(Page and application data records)
== Segment start ==
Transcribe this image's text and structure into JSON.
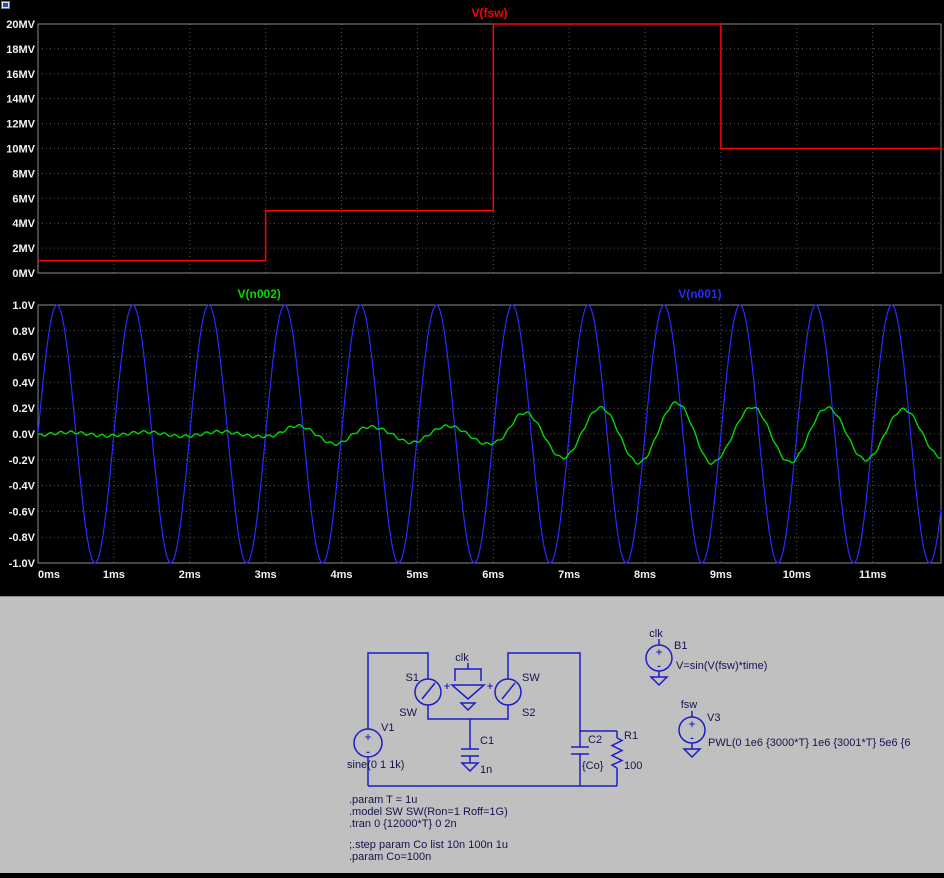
{
  "colors": {
    "plot_background": "#000000",
    "grid": "#585858",
    "frame": "#8a8a8a",
    "axis_text": "#f2f2f2",
    "trace_red": "#ff0000",
    "trace_green": "#00d800",
    "trace_blue": "#2a2aff",
    "schematic_background": "#c0c0c0",
    "wire_blue": "#1c1cc8",
    "schematic_text": "#14144f"
  },
  "chart_data": [
    {
      "type": "line",
      "titles": [
        {
          "label": "V(fsw)",
          "color": "#ff0000",
          "x_frac": 0.5
        }
      ],
      "xlim": [
        0,
        11.9
      ],
      "ylim": [
        0,
        20
      ],
      "ytick_values": [
        0,
        2,
        4,
        6,
        8,
        10,
        12,
        14,
        16,
        18,
        20
      ],
      "ytick_labels": [
        "0MV",
        "2MV",
        "4MV",
        "6MV",
        "8MV",
        "10MV",
        "12MV",
        "14MV",
        "16MV",
        "18MV",
        "20MV"
      ],
      "xtick_values": [
        0,
        1,
        2,
        3,
        4,
        5,
        6,
        7,
        8,
        9,
        10,
        11
      ],
      "xtick_labels": [],
      "grid": true,
      "series": [
        {
          "name": "V(fsw)",
          "color": "#ff0000",
          "width": 1.5,
          "x": [
            0,
            3,
            3,
            6,
            6,
            9,
            9,
            11.9
          ],
          "y": [
            1,
            1,
            5,
            5,
            20,
            20,
            10,
            10
          ]
        }
      ]
    },
    {
      "type": "line",
      "titles": [
        {
          "label": "V(n002)",
          "color": "#00d800",
          "x_frac": 0.245
        },
        {
          "label": "V(n001)",
          "color": "#2a2aff",
          "x_frac": 0.733
        }
      ],
      "xlim": [
        0,
        11.9
      ],
      "ylim": [
        -1,
        1
      ],
      "ytick_values": [
        -1,
        -0.8,
        -0.6,
        -0.4,
        -0.2,
        0,
        0.2,
        0.4,
        0.6,
        0.8,
        1
      ],
      "ytick_labels": [
        "-1.0V",
        "-0.8V",
        "-0.6V",
        "-0.4V",
        "-0.2V",
        "0.0V",
        "0.2V",
        "0.4V",
        "0.6V",
        "0.8V",
        "1.0V"
      ],
      "xtick_values": [
        0,
        1,
        2,
        3,
        4,
        5,
        6,
        7,
        8,
        9,
        10,
        11
      ],
      "xtick_labels": [
        "0ms",
        "1ms",
        "2ms",
        "3ms",
        "4ms",
        "5ms",
        "6ms",
        "7ms",
        "8ms",
        "9ms",
        "10ms",
        "11ms"
      ],
      "grid": true,
      "series": [
        {
          "name": "V(n001)",
          "color": "#2a2aff",
          "width": 1.2,
          "gen": "sine",
          "freq_per_ms": 1,
          "amplitude": 1,
          "phase_rad": 0
        },
        {
          "name": "V(n002)",
          "color": "#00d800",
          "width": 1.4,
          "gen": "mod",
          "freq_per_ms": 1,
          "phase_rad": -1.0,
          "envelope_t_ms": [
            0,
            1,
            2,
            3,
            3.3,
            4,
            4.5,
            5,
            5.5,
            6,
            6.3,
            6.8,
            7.3,
            7.8,
            8.3,
            8.8,
            9,
            9.5,
            10,
            10.5,
            11,
            11.9
          ],
          "envelope_amp": [
            0.012,
            0.015,
            0.018,
            0.02,
            0.06,
            0.08,
            0.05,
            0.07,
            0.06,
            0.08,
            0.16,
            0.18,
            0.2,
            0.22,
            0.24,
            0.25,
            0.2,
            0.21,
            0.22,
            0.2,
            0.2,
            0.18
          ],
          "ripple_amp": 0.01
        }
      ]
    }
  ],
  "schematic": {
    "components": {
      "v1_ref": "V1",
      "v1_value": "sine(0 1 1k)",
      "s1_ref": "S1",
      "s1_model": "SW",
      "s2_ref": "S2",
      "s2_model": "SW",
      "c1_ref": "C1",
      "c1_value": "1n",
      "c2_ref": "C2",
      "c2_value": "{Co}",
      "r1_ref": "R1",
      "r1_value": "100",
      "b1_ref": "B1",
      "b1_value": "V=sin(V(fsw)*time)",
      "v3_ref": "V3",
      "v3_value": "PWL(0 1e6 {3000*T} 1e6 {3001*T} 5e6 {6",
      "net_clk_control": "clk",
      "net_clk_b1": "clk",
      "net_fsw": "fsw"
    },
    "directives": [
      ".param T = 1u",
      ".model SW SW(Ron=1 Roff=1G)",
      ".tran 0 {12000*T} 0 2n",
      ";.step param Co list 10n 100n 1u",
      ".param Co=100n"
    ]
  }
}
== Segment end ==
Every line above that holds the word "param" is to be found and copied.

      ".param T = 1u",
      ";.step param Co list 10n 100n 1u",
      ".param Co=100n"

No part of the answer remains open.